- _TASK DATA_
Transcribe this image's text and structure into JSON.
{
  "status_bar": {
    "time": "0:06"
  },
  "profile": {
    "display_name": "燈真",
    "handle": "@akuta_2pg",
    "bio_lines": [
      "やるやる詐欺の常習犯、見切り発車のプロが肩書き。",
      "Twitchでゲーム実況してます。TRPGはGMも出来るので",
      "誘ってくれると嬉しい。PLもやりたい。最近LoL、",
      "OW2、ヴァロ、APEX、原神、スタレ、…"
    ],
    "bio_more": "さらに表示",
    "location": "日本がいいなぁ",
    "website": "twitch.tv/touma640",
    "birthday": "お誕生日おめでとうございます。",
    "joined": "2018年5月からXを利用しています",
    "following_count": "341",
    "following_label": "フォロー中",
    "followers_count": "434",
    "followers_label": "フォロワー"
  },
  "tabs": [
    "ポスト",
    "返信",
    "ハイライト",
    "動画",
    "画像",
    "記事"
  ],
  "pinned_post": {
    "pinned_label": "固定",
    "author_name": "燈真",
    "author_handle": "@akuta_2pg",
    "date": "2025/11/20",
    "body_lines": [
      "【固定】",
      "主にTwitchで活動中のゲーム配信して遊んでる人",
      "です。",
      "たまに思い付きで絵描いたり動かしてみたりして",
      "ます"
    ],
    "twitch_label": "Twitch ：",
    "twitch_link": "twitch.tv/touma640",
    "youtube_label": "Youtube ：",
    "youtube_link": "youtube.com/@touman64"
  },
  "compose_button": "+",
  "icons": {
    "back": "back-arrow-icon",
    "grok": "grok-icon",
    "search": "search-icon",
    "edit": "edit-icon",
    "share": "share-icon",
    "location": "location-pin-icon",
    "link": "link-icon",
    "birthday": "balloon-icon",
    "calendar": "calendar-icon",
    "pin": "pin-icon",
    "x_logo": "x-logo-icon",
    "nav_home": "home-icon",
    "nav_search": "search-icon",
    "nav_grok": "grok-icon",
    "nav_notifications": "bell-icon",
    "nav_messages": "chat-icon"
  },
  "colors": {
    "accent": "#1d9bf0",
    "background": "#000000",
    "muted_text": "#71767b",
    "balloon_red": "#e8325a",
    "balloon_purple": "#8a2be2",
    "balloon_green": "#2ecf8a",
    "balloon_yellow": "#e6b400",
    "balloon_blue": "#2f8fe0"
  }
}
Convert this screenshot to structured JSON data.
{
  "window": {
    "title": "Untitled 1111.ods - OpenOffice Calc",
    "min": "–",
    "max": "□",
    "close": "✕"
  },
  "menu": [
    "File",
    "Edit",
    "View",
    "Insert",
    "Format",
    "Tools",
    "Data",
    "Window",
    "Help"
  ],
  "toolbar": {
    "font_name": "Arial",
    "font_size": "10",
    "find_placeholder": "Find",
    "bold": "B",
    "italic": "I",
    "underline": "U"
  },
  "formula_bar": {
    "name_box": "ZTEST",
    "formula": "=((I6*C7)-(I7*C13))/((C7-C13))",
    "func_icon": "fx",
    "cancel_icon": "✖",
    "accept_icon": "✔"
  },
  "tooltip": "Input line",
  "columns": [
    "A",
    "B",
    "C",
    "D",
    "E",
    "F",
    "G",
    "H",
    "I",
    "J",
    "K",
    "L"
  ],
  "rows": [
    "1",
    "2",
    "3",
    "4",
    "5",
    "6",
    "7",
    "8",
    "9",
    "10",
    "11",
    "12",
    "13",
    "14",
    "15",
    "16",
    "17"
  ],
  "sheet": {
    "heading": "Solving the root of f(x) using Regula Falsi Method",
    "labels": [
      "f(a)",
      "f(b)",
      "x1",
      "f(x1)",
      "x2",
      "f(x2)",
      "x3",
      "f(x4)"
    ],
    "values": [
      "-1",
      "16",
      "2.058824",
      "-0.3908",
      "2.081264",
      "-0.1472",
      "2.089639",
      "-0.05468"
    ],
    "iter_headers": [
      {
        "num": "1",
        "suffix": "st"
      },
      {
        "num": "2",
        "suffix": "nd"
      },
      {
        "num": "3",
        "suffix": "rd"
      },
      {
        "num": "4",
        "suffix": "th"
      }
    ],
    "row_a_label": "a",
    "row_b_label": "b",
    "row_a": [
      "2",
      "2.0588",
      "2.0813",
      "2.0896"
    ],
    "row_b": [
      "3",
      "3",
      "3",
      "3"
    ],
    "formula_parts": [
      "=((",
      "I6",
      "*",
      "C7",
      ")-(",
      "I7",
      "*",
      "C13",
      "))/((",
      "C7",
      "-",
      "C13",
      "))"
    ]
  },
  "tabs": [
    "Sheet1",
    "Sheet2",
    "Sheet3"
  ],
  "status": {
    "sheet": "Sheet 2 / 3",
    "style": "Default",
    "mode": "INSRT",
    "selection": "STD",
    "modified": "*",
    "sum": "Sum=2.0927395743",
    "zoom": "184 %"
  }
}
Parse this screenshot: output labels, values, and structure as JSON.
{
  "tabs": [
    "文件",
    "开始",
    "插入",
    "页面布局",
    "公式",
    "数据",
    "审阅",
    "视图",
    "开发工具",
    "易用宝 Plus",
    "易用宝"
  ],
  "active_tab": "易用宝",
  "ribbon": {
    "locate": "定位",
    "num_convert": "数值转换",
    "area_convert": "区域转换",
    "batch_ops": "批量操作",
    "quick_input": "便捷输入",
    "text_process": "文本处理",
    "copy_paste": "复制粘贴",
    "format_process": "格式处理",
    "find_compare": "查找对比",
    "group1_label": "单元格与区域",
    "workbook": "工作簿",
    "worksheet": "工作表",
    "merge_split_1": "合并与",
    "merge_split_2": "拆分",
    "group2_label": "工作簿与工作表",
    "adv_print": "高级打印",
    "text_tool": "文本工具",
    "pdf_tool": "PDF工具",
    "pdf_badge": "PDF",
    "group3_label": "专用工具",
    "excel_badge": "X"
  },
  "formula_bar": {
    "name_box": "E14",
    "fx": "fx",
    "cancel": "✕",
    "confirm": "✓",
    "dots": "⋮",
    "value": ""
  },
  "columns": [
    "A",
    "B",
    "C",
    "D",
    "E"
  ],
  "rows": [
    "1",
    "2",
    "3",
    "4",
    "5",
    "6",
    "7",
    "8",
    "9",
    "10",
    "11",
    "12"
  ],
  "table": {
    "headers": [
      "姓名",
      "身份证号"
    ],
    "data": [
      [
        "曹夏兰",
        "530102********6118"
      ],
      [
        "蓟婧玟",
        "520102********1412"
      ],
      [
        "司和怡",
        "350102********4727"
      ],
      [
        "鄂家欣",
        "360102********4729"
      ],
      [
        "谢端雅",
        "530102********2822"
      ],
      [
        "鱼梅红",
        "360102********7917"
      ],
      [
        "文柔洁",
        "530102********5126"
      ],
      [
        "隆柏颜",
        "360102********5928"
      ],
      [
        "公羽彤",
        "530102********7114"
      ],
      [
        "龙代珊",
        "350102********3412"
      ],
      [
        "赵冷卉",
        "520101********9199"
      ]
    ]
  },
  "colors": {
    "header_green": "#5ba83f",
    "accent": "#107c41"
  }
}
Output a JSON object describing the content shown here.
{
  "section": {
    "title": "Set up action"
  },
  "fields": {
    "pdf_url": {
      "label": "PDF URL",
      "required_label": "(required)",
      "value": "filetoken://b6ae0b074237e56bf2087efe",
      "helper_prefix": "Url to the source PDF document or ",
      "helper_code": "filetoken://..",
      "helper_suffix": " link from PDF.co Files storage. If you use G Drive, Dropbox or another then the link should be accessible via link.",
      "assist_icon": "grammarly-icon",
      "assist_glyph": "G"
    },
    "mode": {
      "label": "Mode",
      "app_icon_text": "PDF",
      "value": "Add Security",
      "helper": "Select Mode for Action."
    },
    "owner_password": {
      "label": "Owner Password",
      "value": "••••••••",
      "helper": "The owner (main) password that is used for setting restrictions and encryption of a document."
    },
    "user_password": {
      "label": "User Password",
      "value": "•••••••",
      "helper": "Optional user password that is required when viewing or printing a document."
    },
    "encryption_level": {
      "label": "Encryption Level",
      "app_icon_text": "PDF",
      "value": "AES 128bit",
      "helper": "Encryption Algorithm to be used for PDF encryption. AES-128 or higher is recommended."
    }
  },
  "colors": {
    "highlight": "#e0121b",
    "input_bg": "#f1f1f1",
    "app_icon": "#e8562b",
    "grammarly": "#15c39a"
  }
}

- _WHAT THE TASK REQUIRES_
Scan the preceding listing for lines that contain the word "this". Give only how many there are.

- _REPLY TO THE EXERCISE_
3